▶ ACTIVITY: Go through the records and report each line in which the word "department" occurs.

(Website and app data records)
****************************************
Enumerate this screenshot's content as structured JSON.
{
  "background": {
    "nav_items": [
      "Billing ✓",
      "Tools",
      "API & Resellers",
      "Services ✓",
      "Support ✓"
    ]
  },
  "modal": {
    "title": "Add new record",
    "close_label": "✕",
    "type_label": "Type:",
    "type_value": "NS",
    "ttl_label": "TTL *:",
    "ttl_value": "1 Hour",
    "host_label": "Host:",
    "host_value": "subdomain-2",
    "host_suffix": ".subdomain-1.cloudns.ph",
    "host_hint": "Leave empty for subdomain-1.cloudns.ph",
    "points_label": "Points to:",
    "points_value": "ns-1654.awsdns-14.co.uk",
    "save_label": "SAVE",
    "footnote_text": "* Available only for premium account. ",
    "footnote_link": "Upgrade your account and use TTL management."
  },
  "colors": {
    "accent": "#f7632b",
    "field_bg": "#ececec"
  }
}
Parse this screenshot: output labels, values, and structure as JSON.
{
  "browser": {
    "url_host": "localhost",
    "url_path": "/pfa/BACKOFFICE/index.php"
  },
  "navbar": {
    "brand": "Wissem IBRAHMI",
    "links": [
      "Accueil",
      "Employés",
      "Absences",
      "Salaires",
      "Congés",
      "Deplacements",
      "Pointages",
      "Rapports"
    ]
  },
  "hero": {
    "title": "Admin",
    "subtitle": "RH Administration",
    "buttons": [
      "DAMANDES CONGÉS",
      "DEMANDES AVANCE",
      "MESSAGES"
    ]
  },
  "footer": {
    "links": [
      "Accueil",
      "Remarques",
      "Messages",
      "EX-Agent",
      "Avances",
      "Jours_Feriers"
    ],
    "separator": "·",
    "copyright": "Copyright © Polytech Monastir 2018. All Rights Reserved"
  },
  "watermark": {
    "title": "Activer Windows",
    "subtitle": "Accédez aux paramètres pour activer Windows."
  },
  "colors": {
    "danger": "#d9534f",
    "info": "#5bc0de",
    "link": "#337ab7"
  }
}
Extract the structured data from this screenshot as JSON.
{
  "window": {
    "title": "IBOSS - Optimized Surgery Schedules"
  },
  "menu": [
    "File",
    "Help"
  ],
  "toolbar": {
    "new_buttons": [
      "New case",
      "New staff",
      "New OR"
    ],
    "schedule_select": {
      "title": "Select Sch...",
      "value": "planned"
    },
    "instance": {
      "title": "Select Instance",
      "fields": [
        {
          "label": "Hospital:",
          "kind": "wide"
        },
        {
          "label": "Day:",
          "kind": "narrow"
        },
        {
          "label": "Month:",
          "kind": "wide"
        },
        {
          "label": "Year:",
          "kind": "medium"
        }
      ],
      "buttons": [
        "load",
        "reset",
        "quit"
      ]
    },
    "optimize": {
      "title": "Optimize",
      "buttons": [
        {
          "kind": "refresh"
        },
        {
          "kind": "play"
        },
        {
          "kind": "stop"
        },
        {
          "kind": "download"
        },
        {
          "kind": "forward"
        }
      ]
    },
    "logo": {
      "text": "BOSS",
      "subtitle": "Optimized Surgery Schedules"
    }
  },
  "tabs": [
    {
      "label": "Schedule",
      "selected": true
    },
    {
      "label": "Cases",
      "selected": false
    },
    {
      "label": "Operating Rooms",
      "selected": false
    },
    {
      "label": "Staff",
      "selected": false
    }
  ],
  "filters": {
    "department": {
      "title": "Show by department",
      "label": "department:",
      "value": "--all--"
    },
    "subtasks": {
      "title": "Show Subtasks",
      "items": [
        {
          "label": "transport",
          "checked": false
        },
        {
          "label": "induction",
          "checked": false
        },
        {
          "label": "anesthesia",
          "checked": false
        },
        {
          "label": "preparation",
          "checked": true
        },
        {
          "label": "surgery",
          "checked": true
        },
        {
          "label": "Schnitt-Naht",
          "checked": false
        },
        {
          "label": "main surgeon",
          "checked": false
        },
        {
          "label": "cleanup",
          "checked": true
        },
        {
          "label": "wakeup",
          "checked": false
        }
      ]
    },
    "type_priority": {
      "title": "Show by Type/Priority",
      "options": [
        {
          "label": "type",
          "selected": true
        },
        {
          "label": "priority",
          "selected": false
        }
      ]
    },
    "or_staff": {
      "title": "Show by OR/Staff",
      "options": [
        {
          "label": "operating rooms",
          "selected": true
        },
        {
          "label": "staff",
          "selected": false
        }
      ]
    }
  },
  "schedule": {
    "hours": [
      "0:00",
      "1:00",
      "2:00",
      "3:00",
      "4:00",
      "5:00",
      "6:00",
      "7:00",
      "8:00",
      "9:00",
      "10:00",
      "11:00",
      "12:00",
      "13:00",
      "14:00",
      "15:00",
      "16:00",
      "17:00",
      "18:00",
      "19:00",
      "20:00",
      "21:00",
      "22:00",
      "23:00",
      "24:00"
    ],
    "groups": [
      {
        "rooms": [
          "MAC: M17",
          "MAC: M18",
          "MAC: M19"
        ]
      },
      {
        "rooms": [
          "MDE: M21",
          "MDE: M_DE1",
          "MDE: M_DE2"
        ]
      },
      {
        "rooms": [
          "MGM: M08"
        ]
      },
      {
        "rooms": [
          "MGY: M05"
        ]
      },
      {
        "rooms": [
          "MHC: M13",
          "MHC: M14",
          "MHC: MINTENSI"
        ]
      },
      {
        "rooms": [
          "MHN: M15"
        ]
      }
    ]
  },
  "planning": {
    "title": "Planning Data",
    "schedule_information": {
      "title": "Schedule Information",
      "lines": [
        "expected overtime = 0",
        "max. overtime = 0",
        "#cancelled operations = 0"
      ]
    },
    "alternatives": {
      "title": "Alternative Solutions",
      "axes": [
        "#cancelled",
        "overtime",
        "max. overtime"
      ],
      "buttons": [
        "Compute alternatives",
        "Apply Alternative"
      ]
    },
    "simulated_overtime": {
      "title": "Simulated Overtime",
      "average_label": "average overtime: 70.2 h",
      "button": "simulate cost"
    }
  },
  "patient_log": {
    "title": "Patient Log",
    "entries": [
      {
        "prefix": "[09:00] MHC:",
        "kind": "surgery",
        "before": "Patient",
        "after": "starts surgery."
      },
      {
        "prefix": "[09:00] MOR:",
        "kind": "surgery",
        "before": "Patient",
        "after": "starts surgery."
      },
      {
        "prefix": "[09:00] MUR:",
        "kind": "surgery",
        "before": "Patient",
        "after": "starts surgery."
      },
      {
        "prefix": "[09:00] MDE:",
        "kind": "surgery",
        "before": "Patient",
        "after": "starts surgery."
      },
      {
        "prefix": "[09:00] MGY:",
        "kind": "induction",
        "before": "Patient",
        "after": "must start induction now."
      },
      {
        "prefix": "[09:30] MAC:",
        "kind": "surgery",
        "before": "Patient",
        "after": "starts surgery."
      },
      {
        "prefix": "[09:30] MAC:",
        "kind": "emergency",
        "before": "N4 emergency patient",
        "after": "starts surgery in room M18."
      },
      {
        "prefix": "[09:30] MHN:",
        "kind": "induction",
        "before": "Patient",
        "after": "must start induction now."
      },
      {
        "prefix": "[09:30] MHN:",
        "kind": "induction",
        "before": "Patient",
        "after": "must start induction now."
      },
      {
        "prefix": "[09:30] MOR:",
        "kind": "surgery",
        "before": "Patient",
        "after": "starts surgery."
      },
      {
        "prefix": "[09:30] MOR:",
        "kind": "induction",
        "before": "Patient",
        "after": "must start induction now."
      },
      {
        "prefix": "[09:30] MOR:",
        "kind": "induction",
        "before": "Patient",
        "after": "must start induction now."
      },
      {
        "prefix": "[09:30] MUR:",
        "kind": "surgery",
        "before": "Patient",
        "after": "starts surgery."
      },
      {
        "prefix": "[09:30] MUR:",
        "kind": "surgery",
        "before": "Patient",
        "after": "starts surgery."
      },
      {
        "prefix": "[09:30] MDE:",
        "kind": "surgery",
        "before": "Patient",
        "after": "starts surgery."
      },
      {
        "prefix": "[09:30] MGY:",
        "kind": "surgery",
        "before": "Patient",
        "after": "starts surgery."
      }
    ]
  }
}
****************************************
▶ FINISHED EXERCISE:
    "department": {
      "title": "Show by department",
      "label": "department:",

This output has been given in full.